When the government’s Trade Union Bill was being debated in parliament yesterday, one could be forgiven for thinking that none of the Labour speakers had taken the time to listen to those objecting before them. Most complaints consisted of the same two ingredients: hyperbolic outrage that the government has the temerity to launch such an egregious assault on workers’ rights, and some variation on the idea that the Conservatives didn’t reach the voting threshold in May that they now plan on imposing on trade union strike votes. The Labour case, in summary, consisted of equal parts fallacy and irrelevance.

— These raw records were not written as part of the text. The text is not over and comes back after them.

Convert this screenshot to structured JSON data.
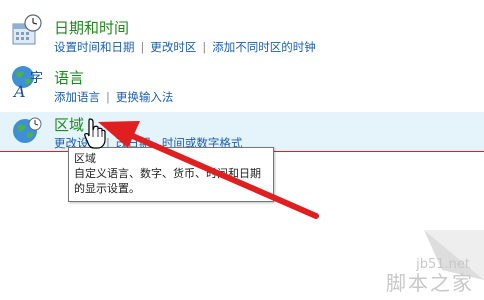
{
  "categories": {
    "datetime": {
      "title": "日期和时间",
      "links": [
        "设置时间和日期",
        "更改时区",
        "添加不同时区的时钟"
      ],
      "icon": "calendar-clock-icon"
    },
    "language": {
      "title": "语言",
      "links": [
        "添加语言",
        "更换输入法"
      ],
      "icon": "language-globe-icon"
    },
    "region": {
      "title": "区域",
      "links_visible": [
        "更改设置",
        "改日期、时间或数字格式"
      ],
      "icon": "region-globe-clock-icon"
    }
  },
  "tooltip": {
    "title": "区域",
    "body": "自定义语言、数字、货币、时间和日期的显示设置。"
  },
  "watermark": {
    "site": "jb51.net",
    "name": "脚本之家"
  },
  "colors": {
    "title_green": "#1e8a1e",
    "link_blue": "#1a5fb4",
    "hover_bg": "#e5f3fb",
    "arrow_red": "#e02020"
  }
}
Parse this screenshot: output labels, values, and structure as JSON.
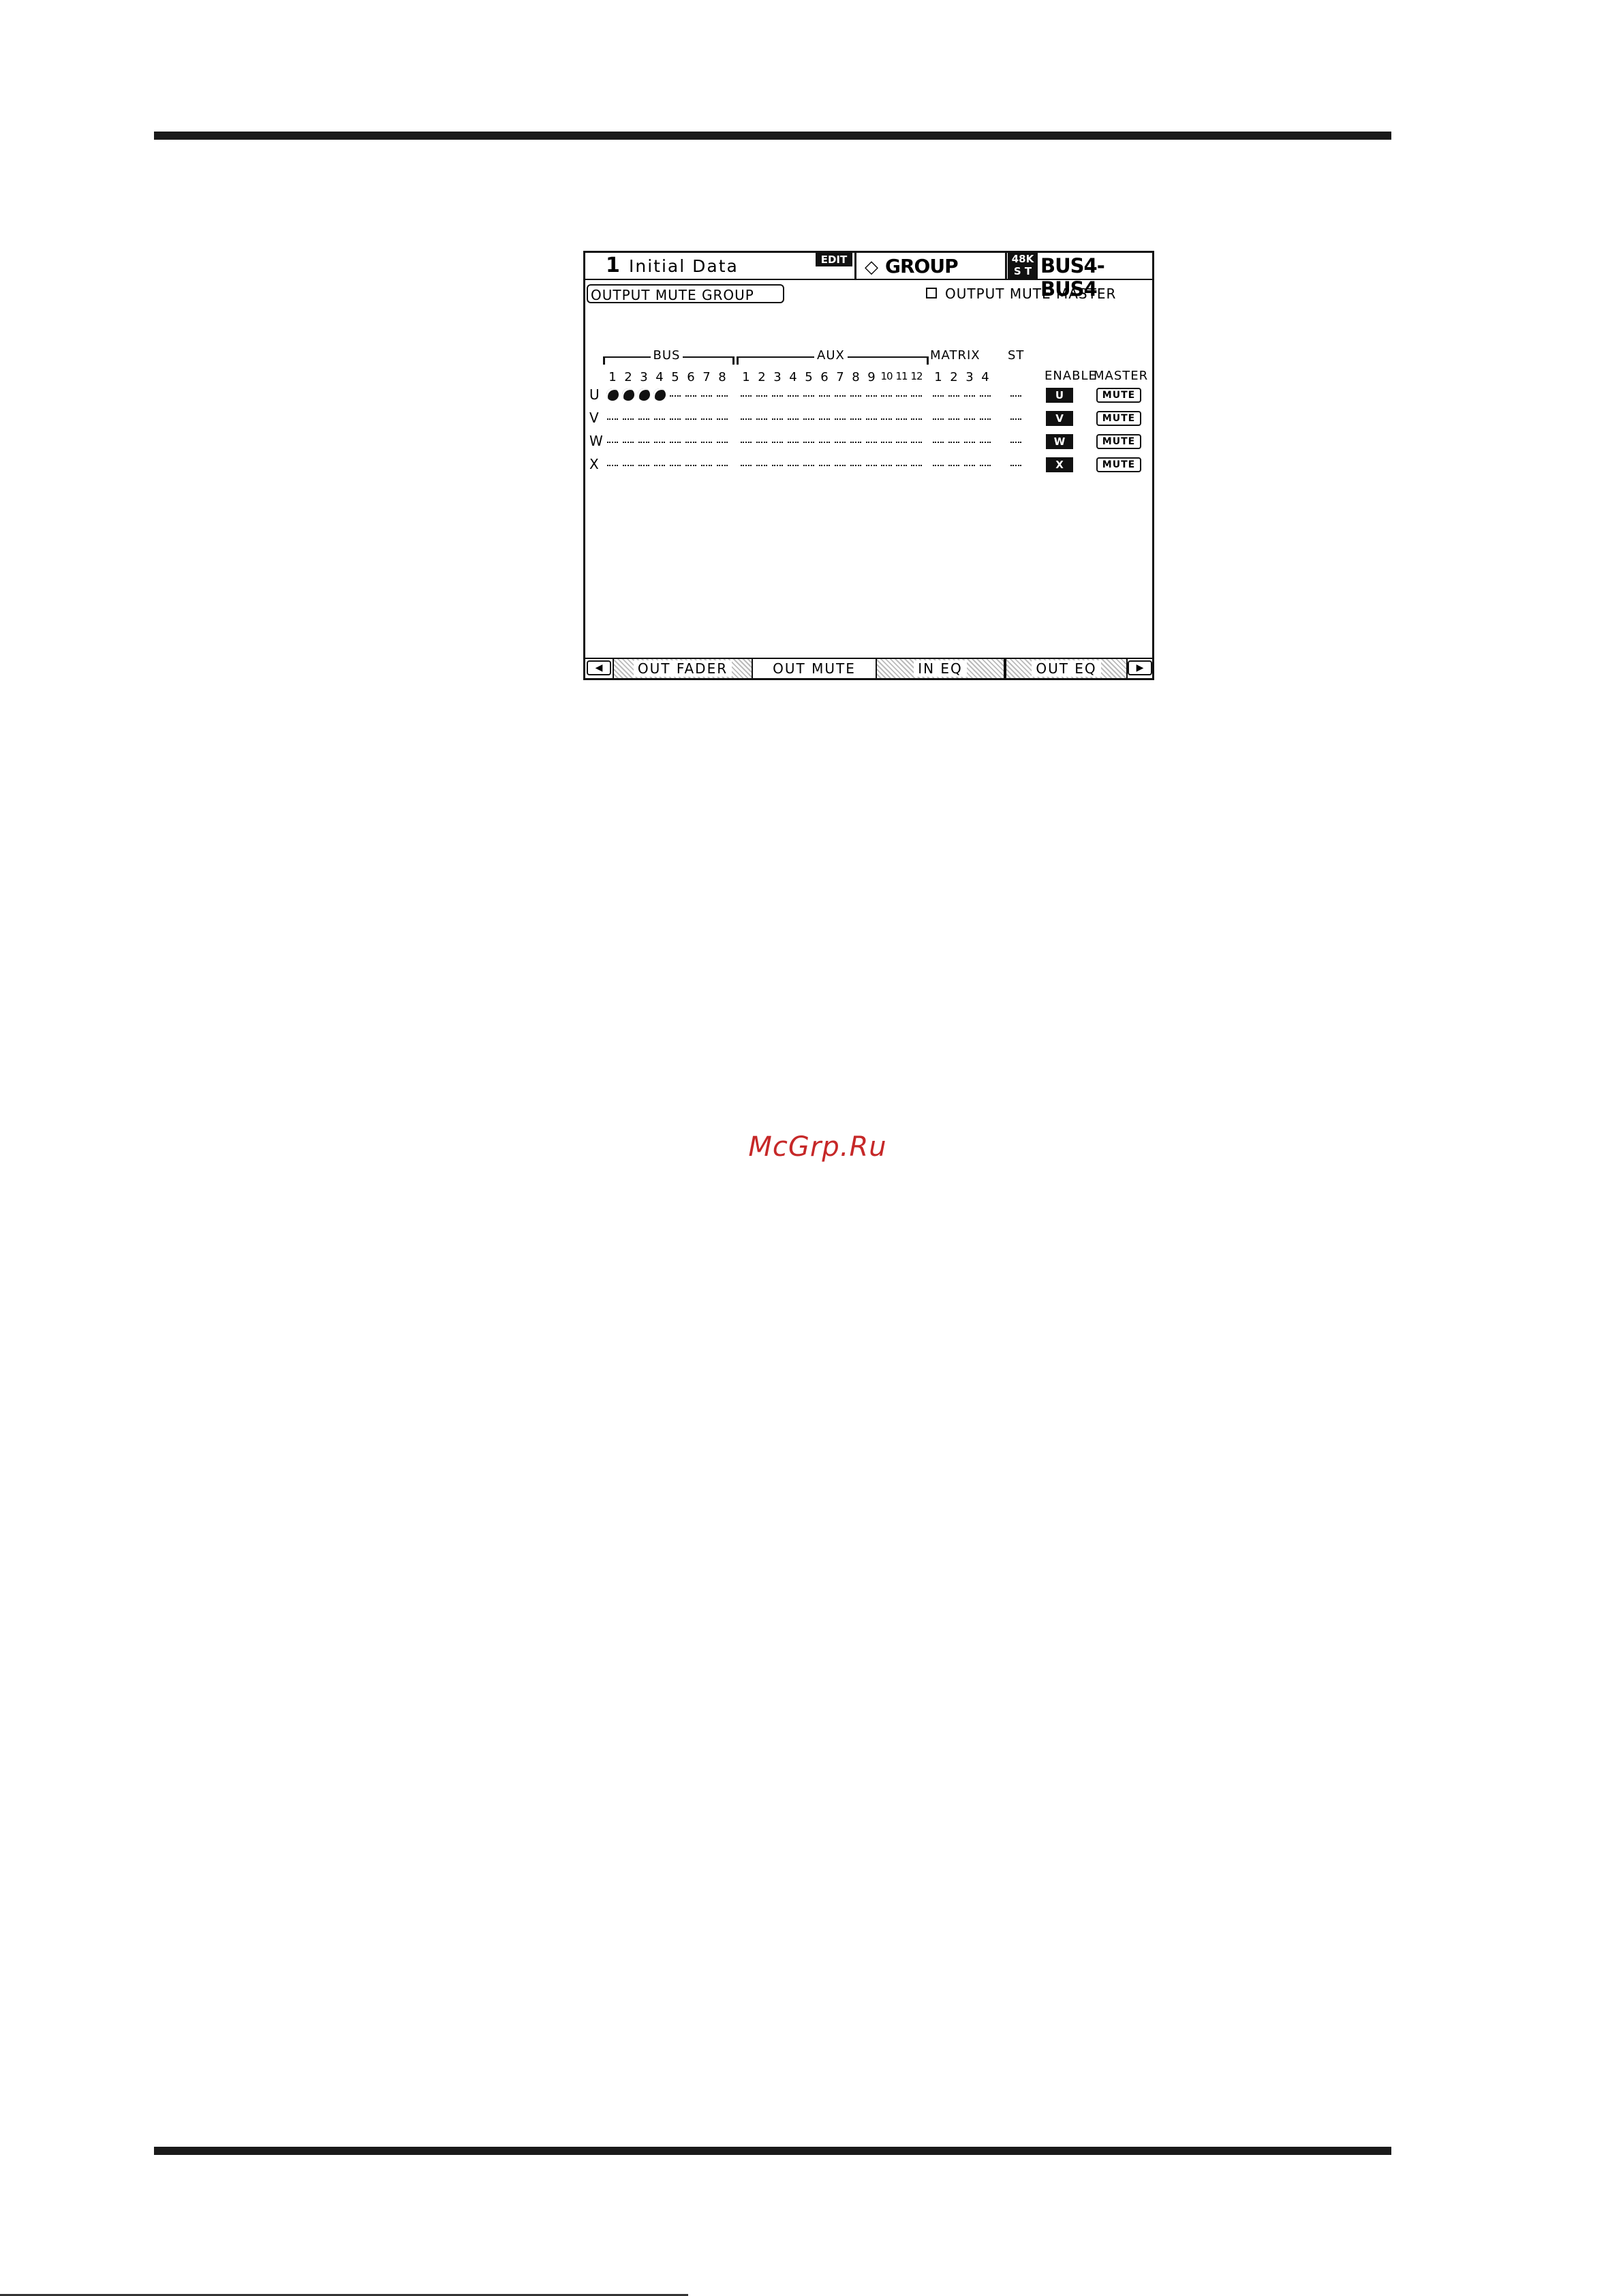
{
  "header": {
    "scene_number": "1",
    "scene_title": "Initial Data",
    "edit_badge": "EDIT",
    "page_name": "GROUP",
    "fs_top": "48K",
    "fs_bottom": "S T",
    "channel": "BUS4-BUS4"
  },
  "section": {
    "label": "OUTPUT MUTE GROUP",
    "master_label": "OUTPUT MUTE MASTER",
    "master_checked": false
  },
  "groups": {
    "bus": "BUS",
    "aux": "AUX",
    "matrix": "MATRIX",
    "st": "ST"
  },
  "columns": {
    "bus": [
      "1",
      "2",
      "3",
      "4",
      "5",
      "6",
      "7",
      "8"
    ],
    "aux": [
      "1",
      "2",
      "3",
      "4",
      "5",
      "6",
      "7",
      "8",
      "9",
      "10",
      "11",
      "12"
    ],
    "matrix": [
      "1",
      "2",
      "3",
      "4"
    ],
    "enable": "ENABLE",
    "master": "MASTER"
  },
  "rows": [
    {
      "label": "U",
      "bus_assigned": [
        1,
        2,
        3,
        4
      ],
      "enable": "U",
      "master": "MUTE"
    },
    {
      "label": "V",
      "bus_assigned": [],
      "enable": "V",
      "master": "MUTE"
    },
    {
      "label": "W",
      "bus_assigned": [],
      "enable": "W",
      "master": "MUTE"
    },
    {
      "label": "X",
      "bus_assigned": [],
      "enable": "X",
      "master": "MUTE"
    }
  ],
  "tabs": {
    "prev": "◀",
    "next": "▶",
    "items": [
      "OUT FADER",
      "OUT MUTE",
      "IN EQ",
      "OUT EQ"
    ],
    "active": 1
  },
  "watermark": "McGrp.Ru"
}
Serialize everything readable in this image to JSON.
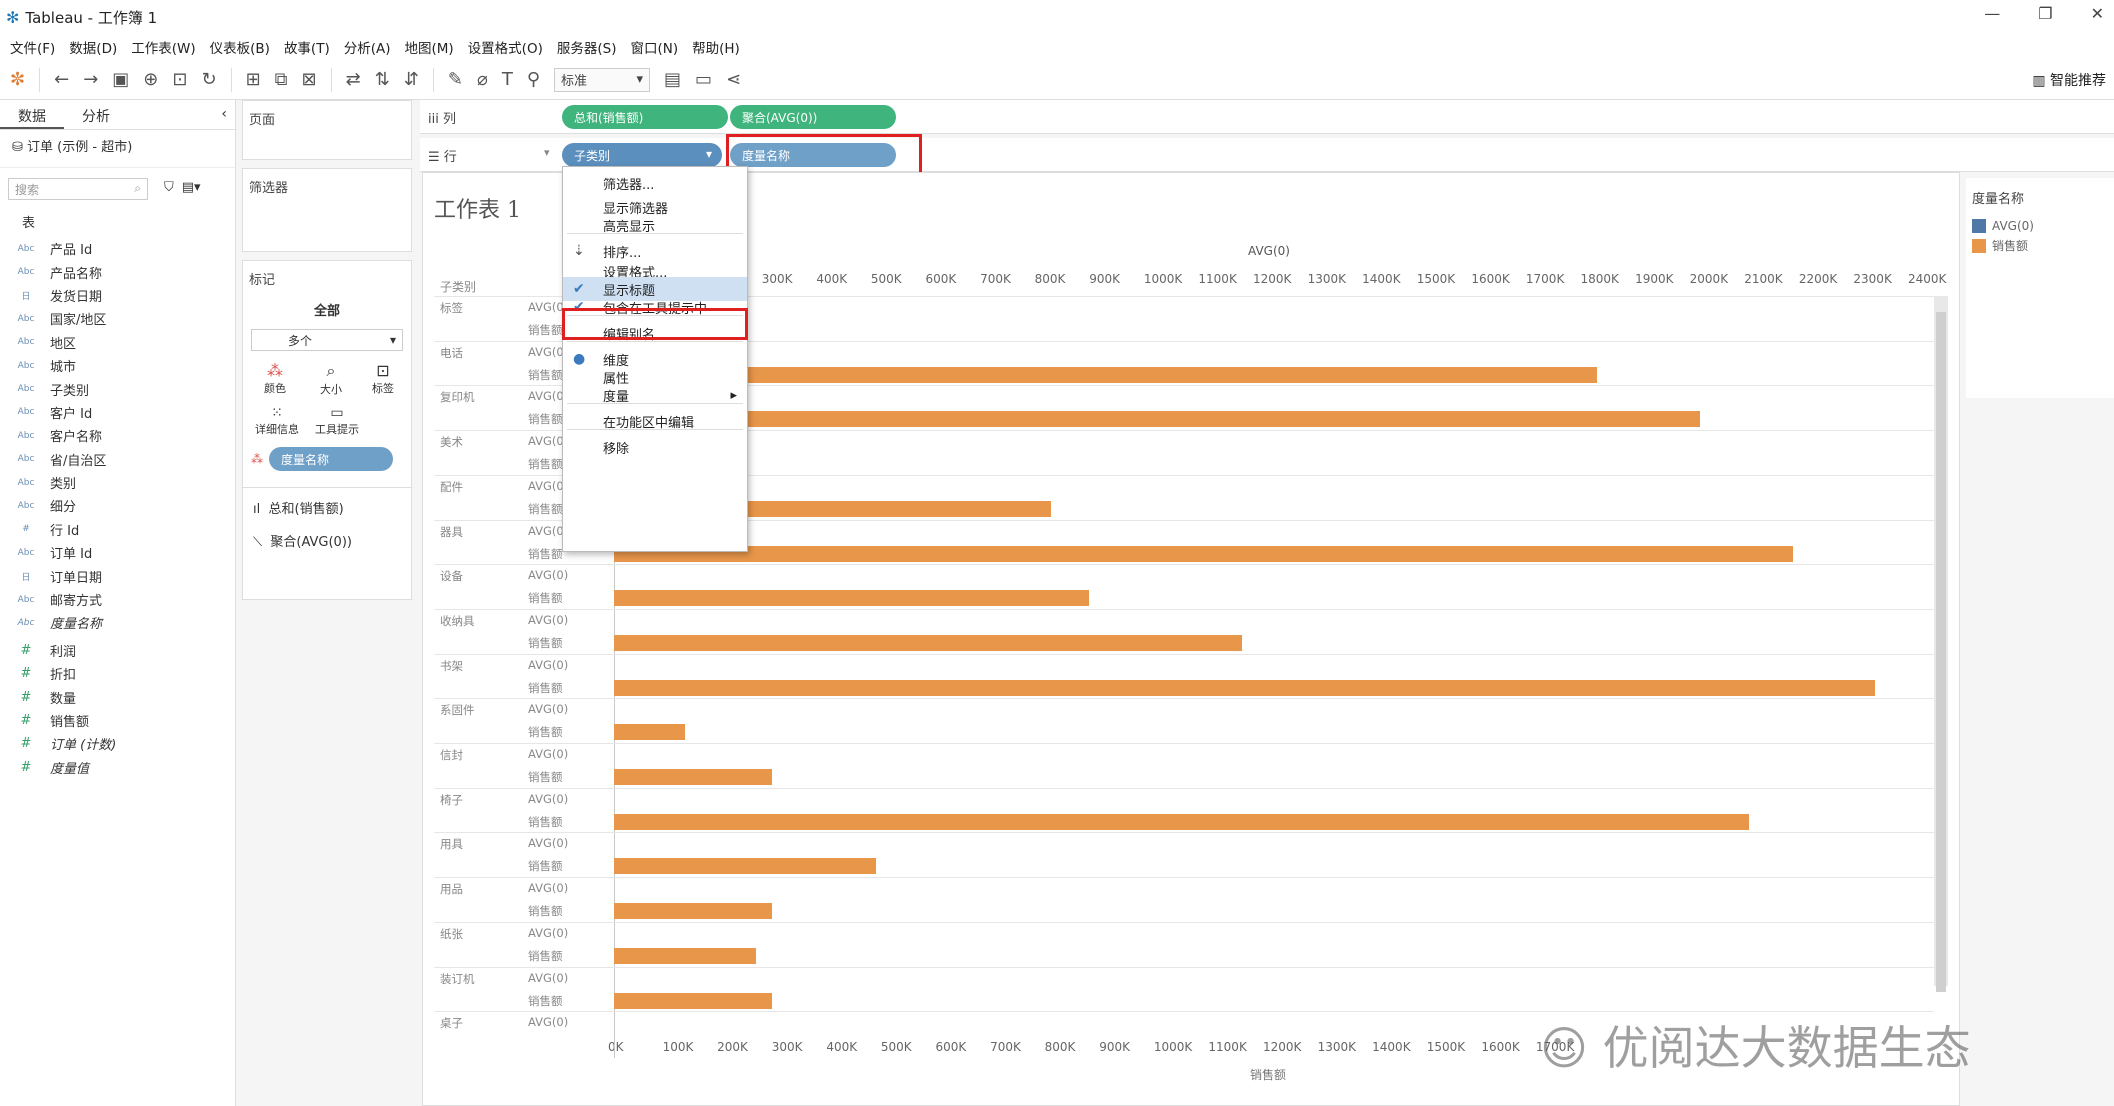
{
  "window": {
    "title": "Tableau - 工作簿 1"
  },
  "menu": [
    "文件(F)",
    "数据(D)",
    "工作表(W)",
    "仪表板(B)",
    "故事(T)",
    "分析(A)",
    "地图(M)",
    "设置格式(O)",
    "服务器(S)",
    "窗口(N)",
    "帮助(H)"
  ],
  "toolbar": {
    "fit_select": "标准",
    "smart_label": "智能推荐"
  },
  "data_pane": {
    "tabs": [
      "数据",
      "分析"
    ],
    "source": "订单 (示例 - 超市)",
    "search_placeholder": "搜索",
    "section": "表",
    "dimensions": [
      {
        "type": "Abc",
        "name": "产品 Id"
      },
      {
        "type": "Abc",
        "name": "产品名称"
      },
      {
        "type": "日",
        "name": "发货日期"
      },
      {
        "type": "Abc",
        "name": "国家/地区"
      },
      {
        "type": "Abc",
        "name": "地区"
      },
      {
        "type": "Abc",
        "name": "城市"
      },
      {
        "type": "Abc",
        "name": "子类别"
      },
      {
        "type": "Abc",
        "name": "客户 Id"
      },
      {
        "type": "Abc",
        "name": "客户名称"
      },
      {
        "type": "Abc",
        "name": "省/自治区"
      },
      {
        "type": "Abc",
        "name": "类别"
      },
      {
        "type": "Abc",
        "name": "细分"
      },
      {
        "type": "#",
        "name": "行 Id"
      },
      {
        "type": "Abc",
        "name": "订单 Id"
      },
      {
        "type": "日",
        "name": "订单日期"
      },
      {
        "type": "Abc",
        "name": "邮寄方式"
      },
      {
        "type": "Abc",
        "name": "度量名称"
      }
    ],
    "measures": [
      {
        "type": "#",
        "name": "利润"
      },
      {
        "type": "#",
        "name": "折扣"
      },
      {
        "type": "#",
        "name": "数量"
      },
      {
        "type": "#",
        "name": "销售额"
      },
      {
        "type": "#",
        "name": "订单 (计数)"
      },
      {
        "type": "#",
        "name": "度量值"
      }
    ]
  },
  "cards": {
    "pages": "页面",
    "filters": "筛选器",
    "marks": "标记",
    "marks_all": "全部",
    "marks_type": "多个",
    "mark_buttons": [
      "颜色",
      "大小",
      "标签",
      "详细信息",
      "工具提示"
    ],
    "color_pill": "度量名称",
    "marks_items": [
      "总和(销售额)",
      "聚合(AVG(0))"
    ]
  },
  "shelves": {
    "columns_label": "列",
    "rows_label": "行",
    "columns_pills": [
      "总和(销售额)",
      "聚合(AVG(0))"
    ],
    "rows_pills": [
      "子类别",
      "度量名称"
    ]
  },
  "context_menu": {
    "items": [
      {
        "label": "筛选器...",
        "checked": false
      },
      {
        "label": "显示筛选器",
        "checked": false
      },
      {
        "label": "高亮显示",
        "checked": false
      },
      {
        "label": "排序...",
        "checked": false
      },
      {
        "label": "设置格式...",
        "checked": false
      },
      {
        "label": "显示标题",
        "checked": true
      },
      {
        "label": "包含在工具提示中",
        "checked": true
      },
      {
        "label": "编辑别名...",
        "checked": false
      },
      {
        "label": "维度",
        "checked": true
      },
      {
        "label": "属性",
        "checked": false
      },
      {
        "label": "度量",
        "checked": false
      },
      {
        "label": "在功能区中编辑",
        "checked": false
      },
      {
        "label": "移除",
        "checked": false
      }
    ]
  },
  "view": {
    "sheet_title": "工作表 1",
    "row_header": "子类别",
    "top_axis_title": "AVG(0)",
    "bottom_axis_title": "销售额"
  },
  "legend": {
    "title": "度量名称",
    "items": [
      {
        "name": "AVG(0)",
        "color": "#4e79a7"
      },
      {
        "name": "销售额",
        "color": "#e8964a"
      }
    ]
  },
  "chart_data": {
    "type": "bar",
    "categories": [
      "标签",
      "电话",
      "复印机",
      "美术",
      "配件",
      "器具",
      "设备",
      "收纳具",
      "书架",
      "系固件",
      "信封",
      "椅子",
      "用具",
      "用品",
      "纸张",
      "装订机",
      "桌子"
    ],
    "series": [
      {
        "name": "AVG(0)",
        "values": [
          0,
          0,
          0,
          0,
          0,
          0,
          0,
          0,
          0,
          0,
          0,
          0,
          0,
          0,
          0,
          0,
          0
        ]
      },
      {
        "name": "销售额",
        "values": [
          null,
          1800000,
          1990000,
          null,
          800000,
          2160000,
          870000,
          1150000,
          2310000,
          130000,
          290000,
          2080000,
          480000,
          290000,
          260000,
          290000,
          null
        ]
      }
    ],
    "xlabel": "销售额",
    "xlim": [
      0,
      2400000
    ],
    "ticks": [
      "0K",
      "100K",
      "200K",
      "300K",
      "400K",
      "500K",
      "600K",
      "700K",
      "800K",
      "900K",
      "1000K",
      "1100K",
      "1200K",
      "1300K",
      "1400K",
      "1500K",
      "1600K",
      "1700K",
      "1800K",
      "1900K",
      "2000K",
      "2100K",
      "2200K",
      "2300K",
      "2400K"
    ]
  },
  "watermark": "优阅达大数据生态",
  "colors": {
    "bar": "#e8964a",
    "pill_green": "#3fb47c",
    "pill_blue": "#5b8fbd",
    "highlight": "#e02020"
  }
}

The habit that those on the Left have fallen into of equating union strikes with General Elections is worrying - these are supposedly intelligent people, after all. The two are chalk and cheese. As I’ve written before: one is a binary vote to take extraordinary action designed to be as disruptive to the general public as possible; the other is a multiple-option choice that exists to maintain the status quo. Completely different, and to apply the parameters of one in order to discredit the other is unsound in both fact and reasoning. The simple fact is that strikes are an abnormal action, have a negative effect on countless citizens who have no role in the employer/employee dispute, and therefore must be subject to a higher voting threshold.
The question of whether the Trade Union Bill is actually an assault on workers’ rights is the key dispute here, though. If you had turned over to BBC Parliament yesterday afternoon (presumably in error or boredom) you would be forgiven for thinking that the Tories were preparing to abolish the unions, legalise child labour, and hang anyone who stood in their way, such were the histrionic reactions from Labour and the SNP. Given the rather large union cheques that fund a lot of the dissident MPs, it was a predictable performance. The opposition to this bill are adamant that it crushes workers’ rights. Let’s consider that, then. Firstly, it crushes no rights whatsoever: the Tories are doing nothing to abolish unions or punish their members, they are simply requiring a higher turnout from membership for a ballot enabling strike action. They also plan on making political contributions an opt-in measure for union members - a course of action that would no doubt hurt the Labour coffers in the long run, explaining their ire.
If they would like to debate workers’ rights though, consider the following. Only a small percentage of the British workforce belongs to a trade union. The rest get by without the guaranteed pay rises or heightened job security that unionisation affords. So when the NUT strike, it is the working single mothers who suffer, having to take time off work as their children have no school to go to. When the RMT order yet another tube strike, it is the minimum wage workers of London that are most affected, missing out on shifts because they physically can't get to work. These strikes don't hurt the much-maligned bankers and millionaires. They do, however, cause serious problems for the working class, the same people that Labour claim to represent. These people deserve the reassurance that the disruption to their lives at least carries the support of a reasonable amount of union members, not just the fat cat bosses and their cronies. The standard union line is that striking is a last resort: unfortunately that is normally delivered by a McCluskey or a Serwotka while they struggle to suppress their own laughter. Striking has become a bargaining chip to these bloated narcissists - it is absolutely no longer a last resort.
The Labour Party has been resolutely drumming out the fact that nearly 300,000 people have signed their petition against the Trade Union Bill. As pointed out by the writer Toby Young, that’s nothing compared to the 11 million plus who voted for a Conservative manifesto in May that clearly outlined this policy. If Labour truly want to support the rights of workers across the country, they will stop kowtowing to their union paymasters and start listening to the normal working people, whole swathes of whom voted for the Tories in May. They won’t though, and we can look forward to plenty more sycophantic defences of the union bully boys as this bill progresses.